Two weeks of travelling, and as often as not the road delivered many questions and comments about the state of the Vancouver housing market. Heads shook in New Brunswick at the elevated prices, and the mayor’s desire to tax vacant properties.
“But aren’t the owners already paying property taxes?” asked one savvy homeowner.
Many people wondered what Vancouverites do to afford homes at the kinds of prices broadcast in the national media. Given that even tech workers are being priced out of hip neighbourhoods like Mount Pleasant, explaining it to an Alberta rancher whose son leases land for $20 an acre wasn’t an easy job.
The mid-year numbers promise more of the same, with the Real Estate Board of Greater Vancouver (REBGV) pegging the benchmark price of a home in the region at $917,800 – a 20.6% increase in the first six months of 2016.
While apartments remain the most affordable type of property, appreciating just 15.1% over the same period to reach $501,100, what the BC Real Estate Association (BCREA) terms “record housing demand” isn’t being satisfied by greater construction.
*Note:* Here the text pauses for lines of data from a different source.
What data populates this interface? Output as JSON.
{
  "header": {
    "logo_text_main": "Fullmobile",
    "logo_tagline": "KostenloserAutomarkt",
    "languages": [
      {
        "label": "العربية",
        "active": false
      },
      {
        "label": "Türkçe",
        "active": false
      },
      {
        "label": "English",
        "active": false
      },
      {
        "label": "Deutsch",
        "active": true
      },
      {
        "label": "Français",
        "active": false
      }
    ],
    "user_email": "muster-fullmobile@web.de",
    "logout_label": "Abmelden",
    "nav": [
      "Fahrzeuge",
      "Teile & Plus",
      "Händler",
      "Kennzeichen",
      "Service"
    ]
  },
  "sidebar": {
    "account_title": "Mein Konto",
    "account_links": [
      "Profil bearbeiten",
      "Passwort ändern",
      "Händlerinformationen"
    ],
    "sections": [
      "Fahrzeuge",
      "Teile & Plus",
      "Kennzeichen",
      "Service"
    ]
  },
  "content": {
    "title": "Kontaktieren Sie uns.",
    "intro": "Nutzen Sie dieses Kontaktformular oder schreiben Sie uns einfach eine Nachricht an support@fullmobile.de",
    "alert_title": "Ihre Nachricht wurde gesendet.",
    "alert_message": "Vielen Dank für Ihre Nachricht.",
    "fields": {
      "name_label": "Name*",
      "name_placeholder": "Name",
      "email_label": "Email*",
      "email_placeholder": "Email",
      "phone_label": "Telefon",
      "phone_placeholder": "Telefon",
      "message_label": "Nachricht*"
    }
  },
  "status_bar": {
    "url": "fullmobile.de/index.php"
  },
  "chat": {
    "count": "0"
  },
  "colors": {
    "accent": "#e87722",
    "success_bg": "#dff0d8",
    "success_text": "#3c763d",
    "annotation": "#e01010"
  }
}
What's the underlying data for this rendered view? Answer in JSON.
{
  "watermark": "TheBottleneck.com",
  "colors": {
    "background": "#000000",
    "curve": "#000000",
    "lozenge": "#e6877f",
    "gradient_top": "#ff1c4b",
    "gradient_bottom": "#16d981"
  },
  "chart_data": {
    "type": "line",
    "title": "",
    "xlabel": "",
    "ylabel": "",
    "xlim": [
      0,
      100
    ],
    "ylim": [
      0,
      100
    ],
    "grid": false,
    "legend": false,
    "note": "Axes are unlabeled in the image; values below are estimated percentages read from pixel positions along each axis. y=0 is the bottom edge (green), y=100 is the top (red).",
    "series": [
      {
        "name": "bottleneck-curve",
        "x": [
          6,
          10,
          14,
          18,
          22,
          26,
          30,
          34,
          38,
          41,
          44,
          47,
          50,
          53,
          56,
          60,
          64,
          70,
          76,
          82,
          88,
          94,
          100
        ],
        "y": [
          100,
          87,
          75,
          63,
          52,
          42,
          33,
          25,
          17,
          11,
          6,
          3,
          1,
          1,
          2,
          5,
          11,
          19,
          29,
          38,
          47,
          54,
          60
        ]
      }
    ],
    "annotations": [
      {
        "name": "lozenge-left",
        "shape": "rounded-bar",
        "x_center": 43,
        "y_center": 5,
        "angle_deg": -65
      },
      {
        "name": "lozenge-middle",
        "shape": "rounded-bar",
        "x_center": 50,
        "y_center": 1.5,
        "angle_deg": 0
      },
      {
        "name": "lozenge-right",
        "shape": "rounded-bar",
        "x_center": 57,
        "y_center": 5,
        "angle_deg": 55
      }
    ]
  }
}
Total listings, particularly of apartments, have decreased, and sales have followed suit, dropping 7.7% region-wide.
While this would seem to set the stage for ongoing price appreciation, with RBC Economics noting that prices are experiencing an “epic surge” that is “crushing affordability” and proceeding “at an accelerating rate,” the BCREA analysts say nay.
“Using history as a guide to what comes next for the Vancouver housing market, one would expect that without a major economic shock or significant change in housing policy, that conventional market dynamics of supply and demand will take hold,” write economists Cameron Muir and Brendon Ogmundson. “Growth in home prices will likely trend lower over the next 12 months.”
However, most observers deem the current market, if not unprecedented, hardly conventional.
Go to town… homes
Townhomes are frequently tipped as an affordable alternative to detached homes that can help achieve urban density. Now, Frontline Real Estate Services Ltd. reports that townhomes are so hot an alternative the average price per square foot has shot up.
The spread in pricing between small townhomes (less than 1,200 square feet) and larger units (1,900 square feet and greater) used to be as much as $50 a square foot. However, demand for units that are cheaper than single detached homes but on par in size has narrowed the divide.
Fraser Valley Real Estate Board figures peg the June benchmark price for detached houses at $861,600, more than double that of townhomes, which sat at $387,100 in June 2016, up 6.1% from May and 27.9% from June 2015.
Smaller units have been selling for more than $300 a square foot in recent months, according to Frontline, with larger units now approaching that range.
“There’s all these people that could have paid $1.1 million for a single-family home, but now can’t buy one so now they’re looking for a big townhouse,” explained Mike Harrison, who handles land and investment sales for Frontline. “They can pay the most for an $850,000 townhouse because they have that gap up until what they could have spent … so it makes them a little less price-sensitive.”
He doesn’t anticipate the square-foot price of smaller units rising in due course because the buyers keen on larger units aren’t likely to pursue smaller spaces, which have traditionally been the preserve of buyers moving up from apartments or downsizing from larger units.
“The bigger ones are an alternative to a single-family [home], not often an alternative to a smaller townhouse,” Harrison said. “It’s a different buyer group.”